» **Your task**
Your task is to restate every entry below word for word and omit the images.

» **Dataset**

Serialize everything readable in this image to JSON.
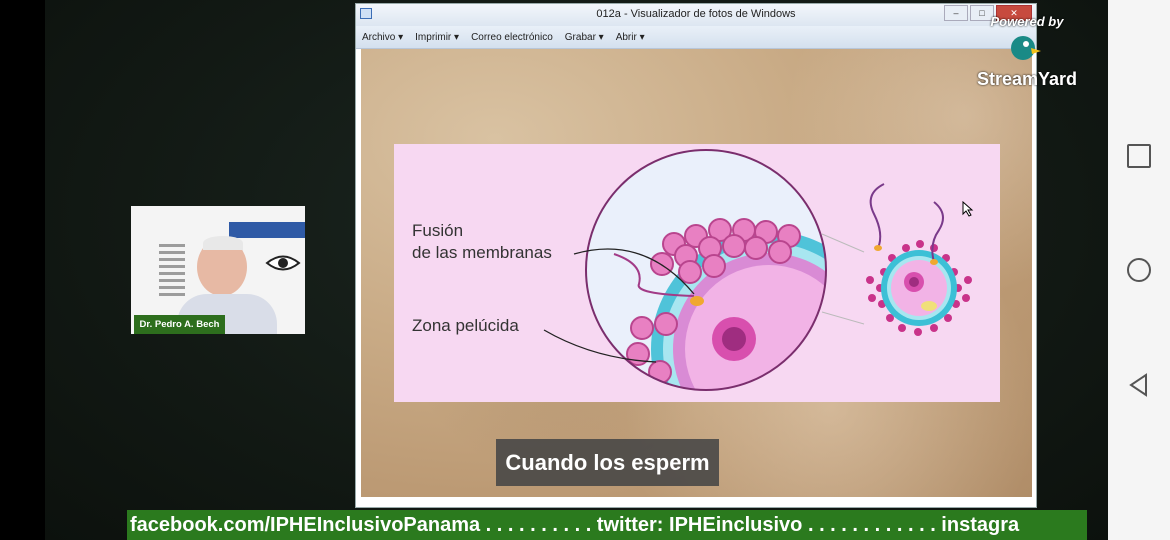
{
  "window": {
    "title": "012a - Visualizador de fotos de Windows",
    "controls": [
      "–",
      "□",
      "✕"
    ],
    "menu": [
      "Archivo ▾",
      "Imprimir ▾",
      "Correo electrónico",
      "Grabar ▾",
      "Abrir ▾"
    ]
  },
  "diagram": {
    "label_fusion_line1": "Fusión",
    "label_fusion_line2": "de las membranas",
    "label_zona": "Zona pelúcida"
  },
  "caption": "Cuando los esperm",
  "streamyard": {
    "powered": "Powered by",
    "name": "StreamYard"
  },
  "camera": {
    "name": "Dr. Pedro A. Bech"
  },
  "ticker": "facebook.com/IPHEInclusivoPanama . . . . . . . . . . twitter: IPHEinclusivo . . . . . . . . . . . . instagra",
  "colors": {
    "ticker_bg": "#2b7a1e",
    "name_tag": "#2d6e1d",
    "diagram_bg": "#f7d8f2",
    "zona": "#6fd1df",
    "cell": "#cc4f95"
  }
}
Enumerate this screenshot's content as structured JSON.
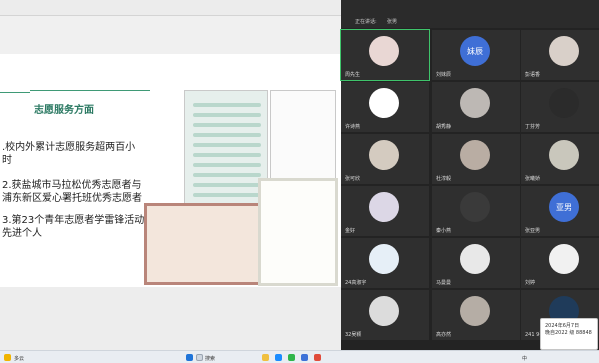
{
  "slide": {
    "title": "志愿服务方面",
    "lines": [
      ".校内外累计志愿服务超两百小",
      "时",
      "2.获盐城市马拉松优秀志愿者与",
      "浦东新区爱心署托班优秀志愿者",
      "3.第23个青年志愿者学雷锋活动",
      "先进个人"
    ]
  },
  "meeting": {
    "top_tabs": [
      "正在讲话:",
      "张男"
    ],
    "participants": [
      {
        "name": "周先生",
        "initials": "",
        "avatar_color": "#e9d7d4",
        "active": true
      },
      {
        "name": "刘妹辰",
        "initials": "妹辰",
        "avatar_color": "#3f6fd6",
        "active": false
      },
      {
        "name": "彭语香",
        "initials": "",
        "avatar_color": "#d9d0c9",
        "active": false
      },
      {
        "name": "许诗燕",
        "initials": "",
        "avatar_color": "#ffffff",
        "active": false
      },
      {
        "name": "胡秀静",
        "initials": "",
        "avatar_color": "#bdb8b4",
        "active": false
      },
      {
        "name": "丁芬芳",
        "initials": "",
        "avatar_color": "#2b2b2b",
        "active": false
      },
      {
        "name": "张可欣",
        "initials": "",
        "avatar_color": "#d4cbc0",
        "active": false
      },
      {
        "name": "杜淳毅",
        "initials": "",
        "avatar_color": "#b9ada3",
        "active": false
      },
      {
        "name": "张曦娇",
        "initials": "",
        "avatar_color": "#c9c7bc",
        "active": false
      },
      {
        "name": "金好",
        "initials": "",
        "avatar_color": "#dcd7e6",
        "active": false
      },
      {
        "name": "秦小燕",
        "initials": "",
        "avatar_color": "#3a3a3a",
        "active": false
      },
      {
        "name": "张亚男",
        "initials": "亚男",
        "avatar_color": "#3f6fd6",
        "active": false
      },
      {
        "name": "24高淑宇",
        "initials": "",
        "avatar_color": "#e6eff7",
        "active": false
      },
      {
        "name": "马曼曼",
        "initials": "",
        "avatar_color": "#e8e8e8",
        "active": false
      },
      {
        "name": "刘婷",
        "initials": "",
        "avatar_color": "#f1f1f1",
        "active": false
      },
      {
        "name": "32吴颖",
        "initials": "",
        "avatar_color": "#dcdcdc",
        "active": false
      },
      {
        "name": "高亦然",
        "initials": "",
        "avatar_color": "#b5ada5",
        "active": false
      },
      {
        "name": "241 9张丽娟",
        "initials": "",
        "avatar_color": "#1f3b5a",
        "active": false
      }
    ]
  },
  "toast": {
    "line1": "2024年6月7日",
    "line2": "晚自2022 级 88848"
  },
  "taskbar": {
    "search_label": "搜索",
    "weather": "多云",
    "lang": "中"
  }
}
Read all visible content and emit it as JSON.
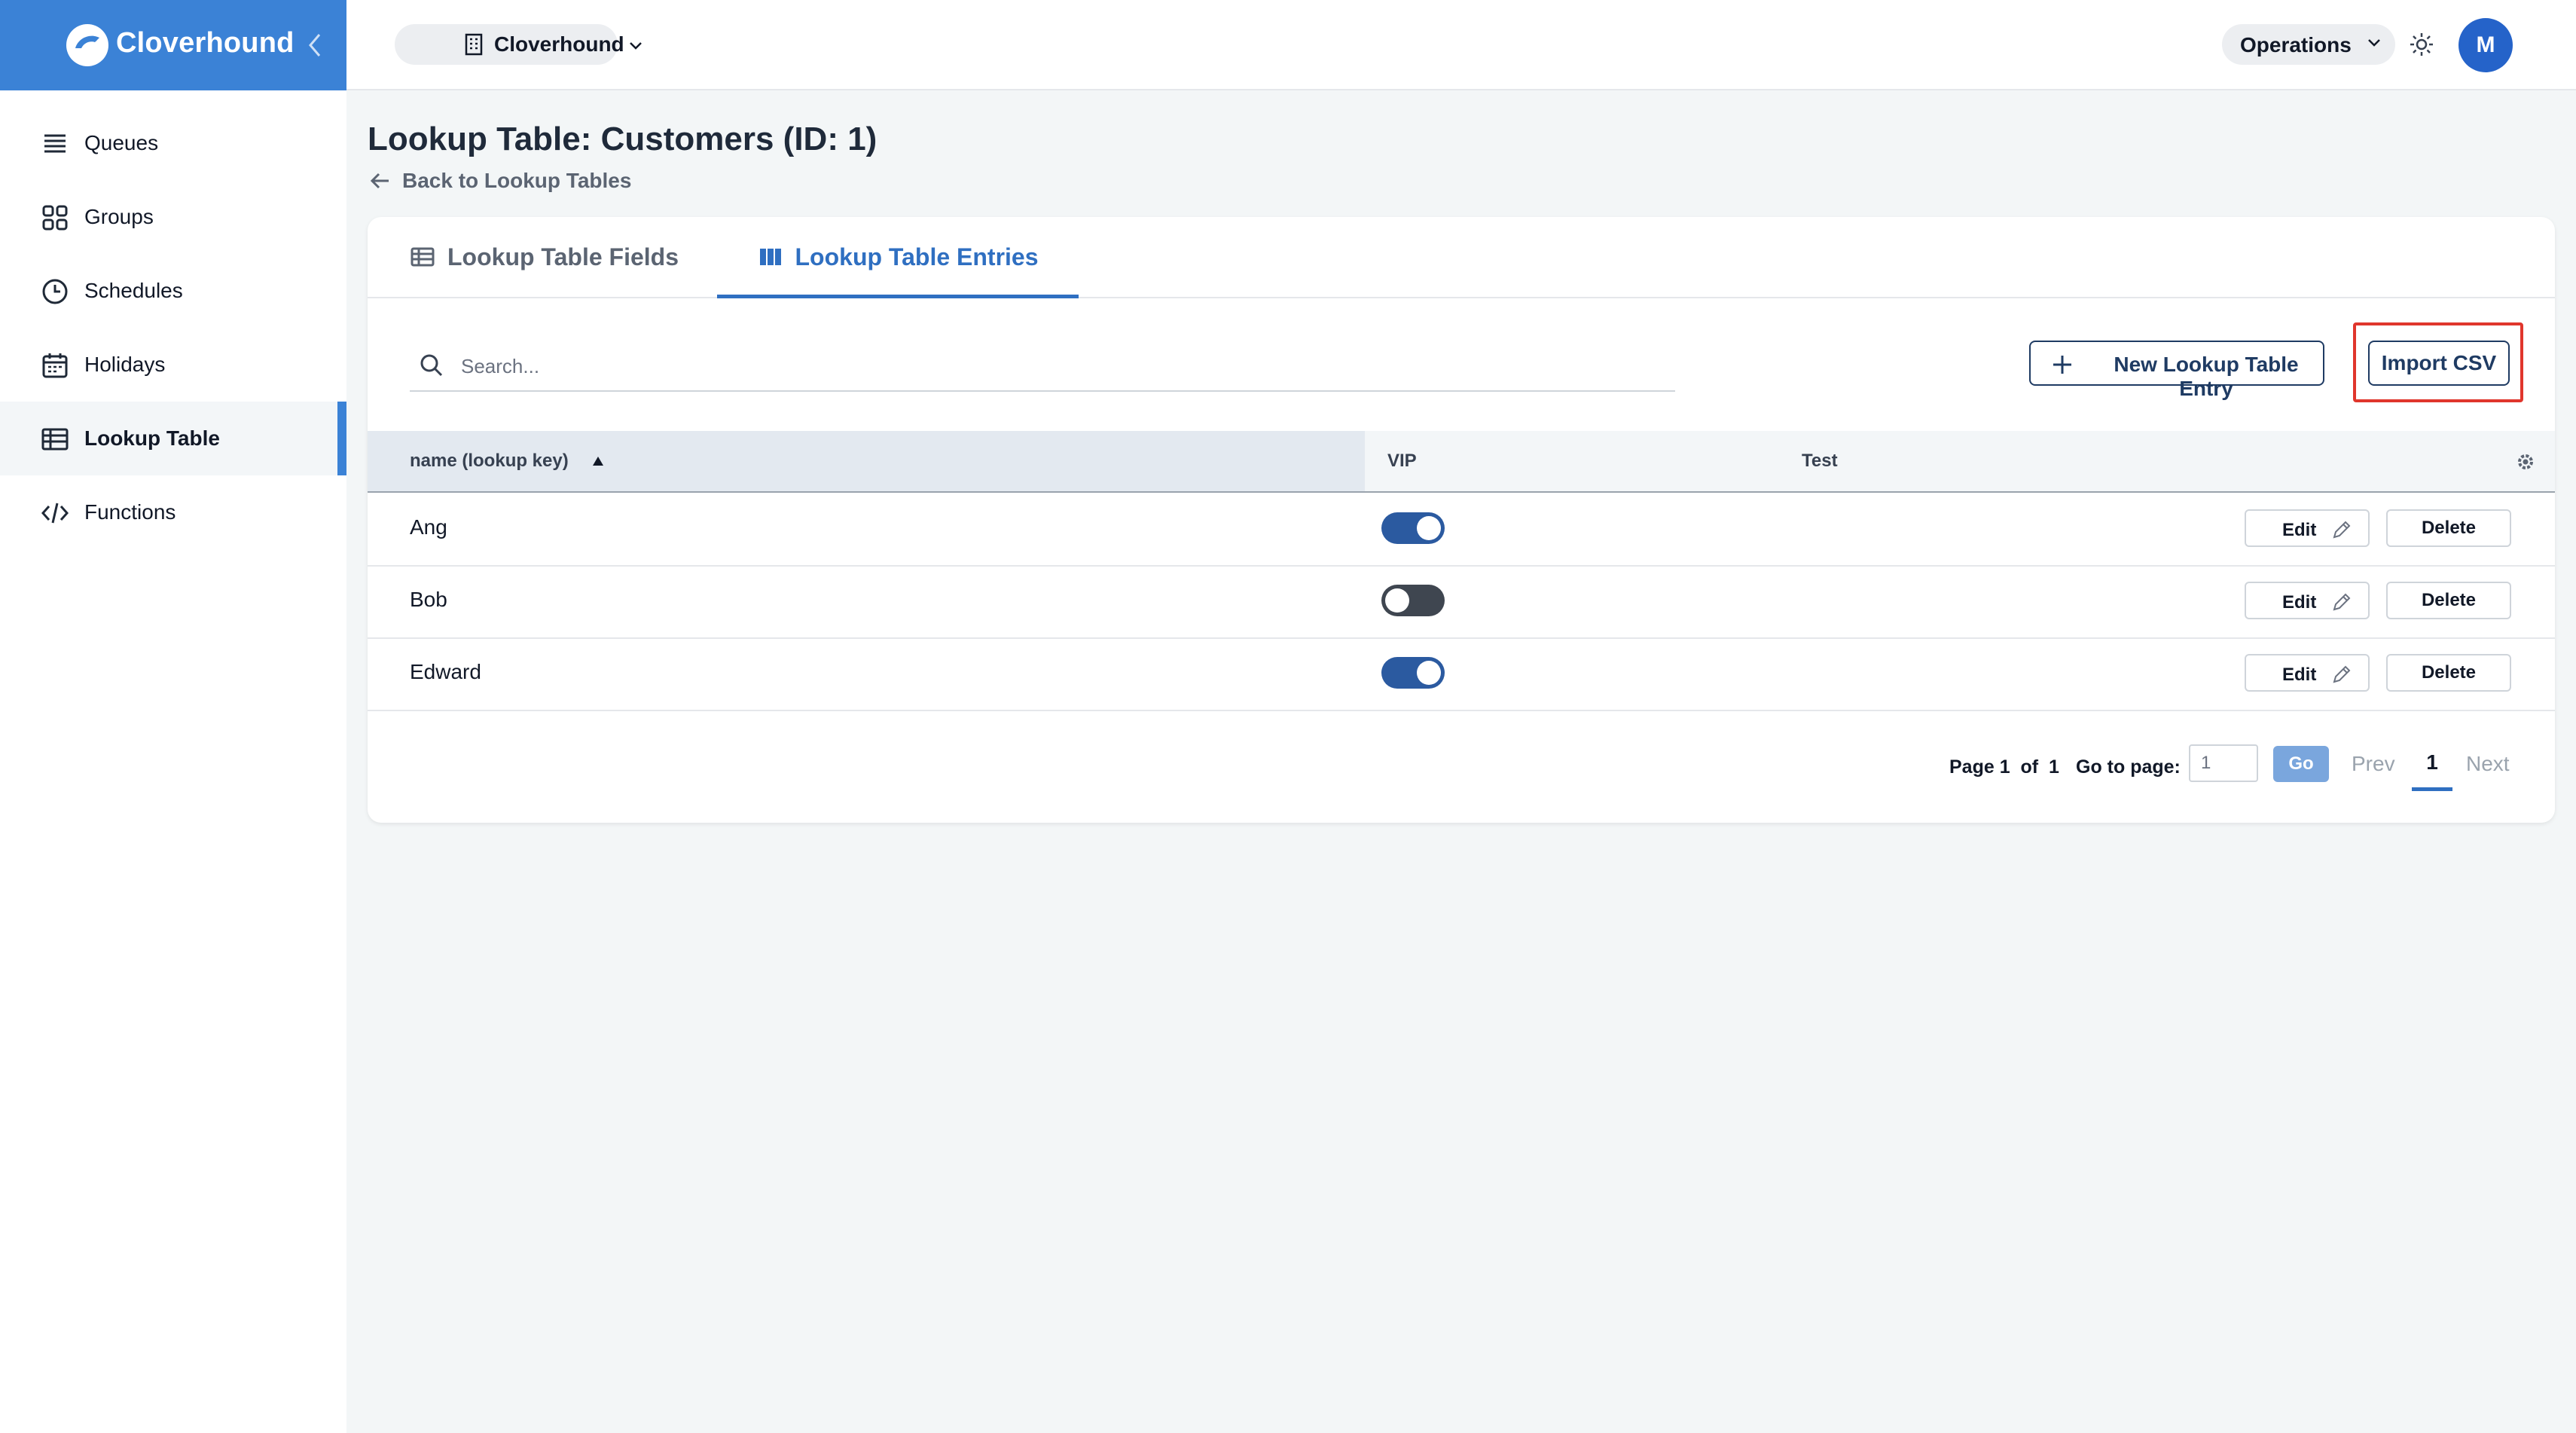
{
  "brand": {
    "name": "Cloverhound"
  },
  "sidebar": {
    "items": [
      {
        "label": "Queues",
        "icon": "list-icon",
        "active": false
      },
      {
        "label": "Groups",
        "icon": "grid-icon",
        "active": false
      },
      {
        "label": "Schedules",
        "icon": "clock-icon",
        "active": false
      },
      {
        "label": "Holidays",
        "icon": "calendar-icon",
        "active": false
      },
      {
        "label": "Lookup Table",
        "icon": "table-icon",
        "active": true
      },
      {
        "label": "Functions",
        "icon": "code-icon",
        "active": false
      }
    ]
  },
  "topbar": {
    "org_label": "Cloverhound",
    "workspace_label": "Operations",
    "avatar_initial": "M"
  },
  "page": {
    "title": "Lookup Table: Customers (ID: 1)",
    "back_link": "Back to Lookup Tables"
  },
  "tabs": [
    {
      "label": "Lookup Table Fields",
      "active": false
    },
    {
      "label": "Lookup Table Entries",
      "active": true
    }
  ],
  "search": {
    "placeholder": "Search..."
  },
  "actions": {
    "new_entry": "New Lookup Table Entry",
    "import_csv": "Import CSV"
  },
  "table": {
    "columns": [
      "name (lookup key)",
      "VIP",
      "Test"
    ],
    "rows": [
      {
        "name": "Ang",
        "vip": true,
        "test": ""
      },
      {
        "name": "Bob",
        "vip": false,
        "test": ""
      },
      {
        "name": "Edward",
        "vip": true,
        "test": ""
      }
    ],
    "edit_label": "Edit",
    "delete_label": "Delete"
  },
  "pagination": {
    "page_text": "Page 1  of  1",
    "goto_label": "Go to page:",
    "goto_value": "1",
    "go_label": "Go",
    "prev_label": "Prev",
    "current_page": "1",
    "next_label": "Next"
  },
  "colors": {
    "accent": "#3b82d6",
    "primary_dark": "#1f3b63",
    "toggle_on": "#2b5aa0",
    "toggle_off": "#3f4650",
    "highlight": "#e0362c"
  }
}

» **Reply**
Serialize everything readable in this image to JSON.
{
  "window": {
    "title": "012a - Visualizador de fotos de Windows",
    "controls": [
      "–",
      "□",
      "✕"
    ],
    "menu": [
      "Archivo ▾",
      "Imprimir ▾",
      "Correo electrónico",
      "Grabar ▾",
      "Abrir ▾"
    ]
  },
  "diagram": {
    "label_fusion_line1": "Fusión",
    "label_fusion_line2": "de las membranas",
    "label_zona": "Zona pelúcida"
  },
  "caption": "Cuando los esperm",
  "streamyard": {
    "powered": "Powered by",
    "name": "StreamYard"
  },
  "camera": {
    "name": "Dr. Pedro A. Bech"
  },
  "ticker": "facebook.com/IPHEInclusivoPanama . . . . . . . . . . twitter: IPHEinclusivo . . . . . . . . . . . . instagra",
  "colors": {
    "ticker_bg": "#2b7a1e",
    "name_tag": "#2d6e1d",
    "diagram_bg": "#f7d8f2",
    "zona": "#6fd1df",
    "cell": "#cc4f95"
  }
}
Enumerate this screenshot's content as structured JSON.
{
  "slide": {
    "title": "志愿服务方面",
    "lines": [
      ".校内外累计志愿服务超两百小",
      "时",
      "2.获盐城市马拉松优秀志愿者与",
      "浦东新区爱心署托班优秀志愿者",
      "3.第23个青年志愿者学雷锋活动",
      "先进个人"
    ]
  },
  "meeting": {
    "top_tabs": [
      "正在讲话:",
      "张男"
    ],
    "participants": [
      {
        "name": "周先生",
        "initials": "",
        "avatar_color": "#e9d7d4",
        "active": true
      },
      {
        "name": "刘妹辰",
        "initials": "妹辰",
        "avatar_color": "#3f6fd6",
        "active": false
      },
      {
        "name": "彭语香",
        "initials": "",
        "avatar_color": "#d9d0c9",
        "active": false
      },
      {
        "name": "许诗燕",
        "initials": "",
        "avatar_color": "#ffffff",
        "active": false
      },
      {
        "name": "胡秀静",
        "initials": "",
        "avatar_color": "#bdb8b4",
        "active": false
      },
      {
        "name": "丁芬芳",
        "initials": "",
        "avatar_color": "#2b2b2b",
        "active": false
      },
      {
        "name": "张可欣",
        "initials": "",
        "avatar_color": "#d4cbc0",
        "active": false
      },
      {
        "name": "杜淳毅",
        "initials": "",
        "avatar_color": "#b9ada3",
        "active": false
      },
      {
        "name": "张曦娇",
        "initials": "",
        "avatar_color": "#c9c7bc",
        "active": false
      },
      {
        "name": "金好",
        "initials": "",
        "avatar_color": "#dcd7e6",
        "active": false
      },
      {
        "name": "秦小燕",
        "initials": "",
        "avatar_color": "#3a3a3a",
        "active": false
      },
      {
        "name": "张亚男",
        "initials": "亚男",
        "avatar_color": "#3f6fd6",
        "active": false
      },
      {
        "name": "24高淑宇",
        "initials": "",
        "avatar_color": "#e6eff7",
        "active": false
      },
      {
        "name": "马曼曼",
        "initials": "",
        "avatar_color": "#e8e8e8",
        "active": false
      },
      {
        "name": "刘婷",
        "initials": "",
        "avatar_color": "#f1f1f1",
        "active": false
      },
      {
        "name": "32吴颖",
        "initials": "",
        "avatar_color": "#dcdcdc",
        "active": false
      },
      {
        "name": "高亦然",
        "initials": "",
        "avatar_color": "#b5ada5",
        "active": false
      },
      {
        "name": "241 9张丽娟",
        "initials": "",
        "avatar_color": "#1f3b5a",
        "active": false
      }
    ]
  },
  "toast": {
    "line1": "2024年6月7日",
    "line2": "晚自2022 级 88848"
  },
  "taskbar": {
    "search_label": "搜索",
    "weather": "多云",
    "lang": "中"
  }
}
Read all visible content and emit it as JSON.
{
  "brand": {
    "name": "Cloverhound"
  },
  "sidebar": {
    "items": [
      {
        "label": "Queues",
        "icon": "list-icon",
        "active": false
      },
      {
        "label": "Groups",
        "icon": "grid-icon",
        "active": false
      },
      {
        "label": "Schedules",
        "icon": "clock-icon",
        "active": false
      },
      {
        "label": "Holidays",
        "icon": "calendar-icon",
        "active": false
      },
      {
        "label": "Lookup Table",
        "icon": "table-icon",
        "active": true
      },
      {
        "label": "Functions",
        "icon": "code-icon",
        "active": false
      }
    ]
  },
  "topbar": {
    "org_label": "Cloverhound",
    "workspace_label": "Operations",
    "avatar_initial": "M"
  },
  "page": {
    "title": "Lookup Table: Customers (ID: 1)",
    "back_link": "Back to Lookup Tables"
  },
  "tabs": [
    {
      "label": "Lookup Table Fields",
      "active": false
    },
    {
      "label": "Lookup Table Entries",
      "active": true
    }
  ],
  "search": {
    "placeholder": "Search..."
  },
  "actions": {
    "new_entry": "New Lookup Table Entry",
    "import_csv": "Import CSV"
  },
  "table": {
    "columns": [
      "name (lookup key)",
      "VIP",
      "Test"
    ],
    "rows": [
      {
        "name": "Ang",
        "vip": true,
        "test": ""
      },
      {
        "name": "Bob",
        "vip": false,
        "test": ""
      },
      {
        "name": "Edward",
        "vip": true,
        "test": ""
      }
    ],
    "edit_label": "Edit",
    "delete_label": "Delete"
  },
  "pagination": {
    "page_text": "Page 1  of  1",
    "goto_label": "Go to page:",
    "goto_value": "1",
    "go_label": "Go",
    "prev_label": "Prev",
    "current_page": "1",
    "next_label": "Next"
  },
  "colors": {
    "accent": "#3b82d6",
    "primary_dark": "#1f3b63",
    "toggle_on": "#2b5aa0",
    "toggle_off": "#3f4650",
    "highlight": "#e0362c"
  }
}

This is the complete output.